▸ WHAT TO PRODUCE:
The whole listing is to be written out again exactly; the pictures are not.
──────────
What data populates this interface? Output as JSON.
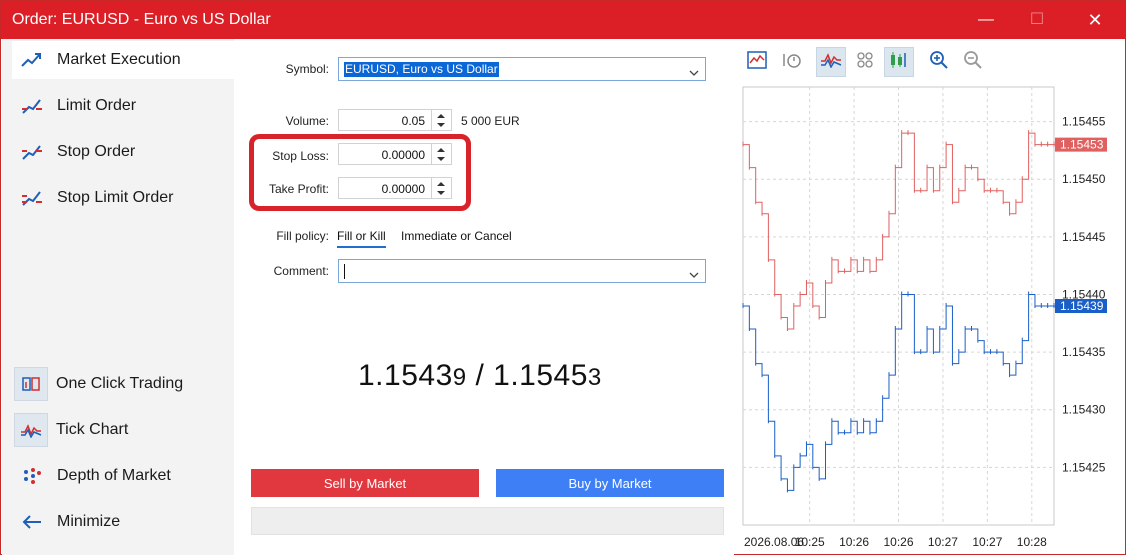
{
  "window": {
    "title": "Order: EURUSD - Euro vs US Dollar",
    "min_glyph": "—",
    "max_glyph": "☐",
    "close_glyph": "✕"
  },
  "sidebar": {
    "items": [
      {
        "label": "Market Execution",
        "icon": "market-execution-icon"
      },
      {
        "label": "Limit Order",
        "icon": "limit-order-icon"
      },
      {
        "label": "Stop Order",
        "icon": "stop-order-icon"
      },
      {
        "label": "Stop Limit Order",
        "icon": "stop-limit-order-icon"
      }
    ],
    "bottom_items": [
      {
        "label": "One Click Trading",
        "icon": "one-click-trading-icon"
      },
      {
        "label": "Tick Chart",
        "icon": "tick-chart-icon"
      },
      {
        "label": "Depth of Market",
        "icon": "depth-of-market-icon"
      },
      {
        "label": "Minimize",
        "icon": "arrow-left-icon"
      }
    ]
  },
  "form": {
    "symbol_label": "Symbol:",
    "symbol_value": "EURUSD, Euro vs US Dollar",
    "volume_label": "Volume:",
    "volume_value": "0.05",
    "volume_note": "5 000 EUR",
    "stop_loss_label": "Stop Loss:",
    "stop_loss_value": "0.00000",
    "take_profit_label": "Take Profit:",
    "take_profit_value": "0.00000",
    "fill_policy_label": "Fill policy:",
    "fill_options": [
      "Fill or Kill",
      "Immediate or Cancel"
    ],
    "comment_label": "Comment:",
    "comment_value": "",
    "bid_main": "1.1543",
    "bid_last": "9",
    "separator": " / ",
    "ask_main": "1.1545",
    "ask_last": "3",
    "sell_label": "Sell by Market",
    "buy_label": "Buy by Market"
  },
  "colors": {
    "title_bar": "#dc1f26",
    "ask_line": "#e06060",
    "bid_line": "#1a5fc8",
    "sell": "#e0383e",
    "buy": "#3f7ff5"
  },
  "chart_data": {
    "type": "line",
    "title": "",
    "y_ticks": [
      "1.15455",
      "1.15450",
      "1.15445",
      "1.15440",
      "1.15435",
      "1.15430",
      "1.15425"
    ],
    "x_ticks": [
      "2026.08.06",
      "10:25",
      "10:26",
      "10:26",
      "10:27",
      "10:27",
      "10:28"
    ],
    "ylim": [
      1.1542,
      1.15458
    ],
    "series": [
      {
        "name": "",
        "current_label": "1.15453",
        "values": [
          1.15453,
          1.15451,
          1.15448,
          1.15447,
          1.15443,
          1.1544,
          1.15438,
          1.15437,
          1.15439,
          1.1544,
          1.15441,
          1.15439,
          1.15438,
          1.15441,
          1.15443,
          1.15442,
          1.15442,
          1.15443,
          1.15442,
          1.15443,
          1.15442,
          1.15443,
          1.15445,
          1.15447,
          1.15451,
          1.15454,
          1.15454,
          1.15449,
          1.15449,
          1.15451,
          1.15449,
          1.15451,
          1.15453,
          1.15448,
          1.15449,
          1.15451,
          1.15451,
          1.1545,
          1.15449,
          1.15449,
          1.15449,
          1.15448,
          1.15447,
          1.15448,
          1.1545,
          1.15454,
          1.15453,
          1.15453,
          1.15453,
          1.15453
        ]
      },
      {
        "name": "",
        "current_label": "1.15439",
        "values": [
          1.15439,
          1.15437,
          1.15434,
          1.15433,
          1.15429,
          1.15426,
          1.15424,
          1.15423,
          1.15425,
          1.15426,
          1.15427,
          1.15425,
          1.15424,
          1.15427,
          1.15429,
          1.15428,
          1.15428,
          1.15429,
          1.15428,
          1.15429,
          1.15428,
          1.15429,
          1.15431,
          1.15433,
          1.15437,
          1.1544,
          1.1544,
          1.15435,
          1.15435,
          1.15437,
          1.15435,
          1.15437,
          1.15439,
          1.15434,
          1.15435,
          1.15437,
          1.15437,
          1.15436,
          1.15435,
          1.15435,
          1.15435,
          1.15434,
          1.15433,
          1.15434,
          1.15436,
          1.1544,
          1.15439,
          1.15439,
          1.15439,
          1.15439
        ]
      }
    ],
    "grid": true,
    "legend": "none"
  }
}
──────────
▸ RESPONSE BELOW:
What data populates this interface? Output as JSON.
{
  "window": {
    "title": "Order: EURUSD - Euro vs US Dollar",
    "min_glyph": "—",
    "max_glyph": "☐",
    "close_glyph": "✕"
  },
  "sidebar": {
    "items": [
      {
        "label": "Market Execution",
        "icon": "market-execution-icon"
      },
      {
        "label": "Limit Order",
        "icon": "limit-order-icon"
      },
      {
        "label": "Stop Order",
        "icon": "stop-order-icon"
      },
      {
        "label": "Stop Limit Order",
        "icon": "stop-limit-order-icon"
      }
    ],
    "bottom_items": [
      {
        "label": "One Click Trading",
        "icon": "one-click-trading-icon"
      },
      {
        "label": "Tick Chart",
        "icon": "tick-chart-icon"
      },
      {
        "label": "Depth of Market",
        "icon": "depth-of-market-icon"
      },
      {
        "label": "Minimize",
        "icon": "arrow-left-icon"
      }
    ]
  },
  "form": {
    "symbol_label": "Symbol:",
    "symbol_value": "EURUSD, Euro vs US Dollar",
    "volume_label": "Volume:",
    "volume_value": "0.05",
    "volume_note": "5 000 EUR",
    "stop_loss_label": "Stop Loss:",
    "stop_loss_value": "0.00000",
    "take_profit_label": "Take Profit:",
    "take_profit_value": "0.00000",
    "fill_policy_label": "Fill policy:",
    "fill_options": [
      "Fill or Kill",
      "Immediate or Cancel"
    ],
    "comment_label": "Comment:",
    "comment_value": "",
    "bid_main": "1.1543",
    "bid_last": "9",
    "separator": " / ",
    "ask_main": "1.1545",
    "ask_last": "3",
    "sell_label": "Sell by Market",
    "buy_label": "Buy by Market"
  },
  "colors": {
    "title_bar": "#dc1f26",
    "ask_line": "#e06060",
    "bid_line": "#1a5fc8",
    "sell": "#e0383e",
    "buy": "#3f7ff5"
  },
  "chart_data": {
    "type": "line",
    "title": "",
    "y_ticks": [
      "1.15455",
      "1.15450",
      "1.15445",
      "1.15440",
      "1.15435",
      "1.15430",
      "1.15425"
    ],
    "x_ticks": [
      "2026.08.06",
      "10:25",
      "10:26",
      "10:26",
      "10:27",
      "10:27",
      "10:28"
    ],
    "ylim": [
      1.1542,
      1.15458
    ],
    "series": [
      {
        "name": "",
        "current_label": "1.15453",
        "values": [
          1.15453,
          1.15451,
          1.15448,
          1.15447,
          1.15443,
          1.1544,
          1.15438,
          1.15437,
          1.15439,
          1.1544,
          1.15441,
          1.15439,
          1.15438,
          1.15441,
          1.15443,
          1.15442,
          1.15442,
          1.15443,
          1.15442,
          1.15443,
          1.15442,
          1.15443,
          1.15445,
          1.15447,
          1.15451,
          1.15454,
          1.15454,
          1.15449,
          1.15449,
          1.15451,
          1.15449,
          1.15451,
          1.15453,
          1.15448,
          1.15449,
          1.15451,
          1.15451,
          1.1545,
          1.15449,
          1.15449,
          1.15449,
          1.15448,
          1.15447,
          1.15448,
          1.1545,
          1.15454,
          1.15453,
          1.15453,
          1.15453,
          1.15453
        ]
      },
      {
        "name": "",
        "current_label": "1.15439",
        "values": [
          1.15439,
          1.15437,
          1.15434,
          1.15433,
          1.15429,
          1.15426,
          1.15424,
          1.15423,
          1.15425,
          1.15426,
          1.15427,
          1.15425,
          1.15424,
          1.15427,
          1.15429,
          1.15428,
          1.15428,
          1.15429,
          1.15428,
          1.15429,
          1.15428,
          1.15429,
          1.15431,
          1.15433,
          1.15437,
          1.1544,
          1.1544,
          1.15435,
          1.15435,
          1.15437,
          1.15435,
          1.15437,
          1.15439,
          1.15434,
          1.15435,
          1.15437,
          1.15437,
          1.15436,
          1.15435,
          1.15435,
          1.15435,
          1.15434,
          1.15433,
          1.15434,
          1.15436,
          1.1544,
          1.15439,
          1.15439,
          1.15439,
          1.15439
        ]
      }
    ],
    "grid": true,
    "legend": "none"
  }
}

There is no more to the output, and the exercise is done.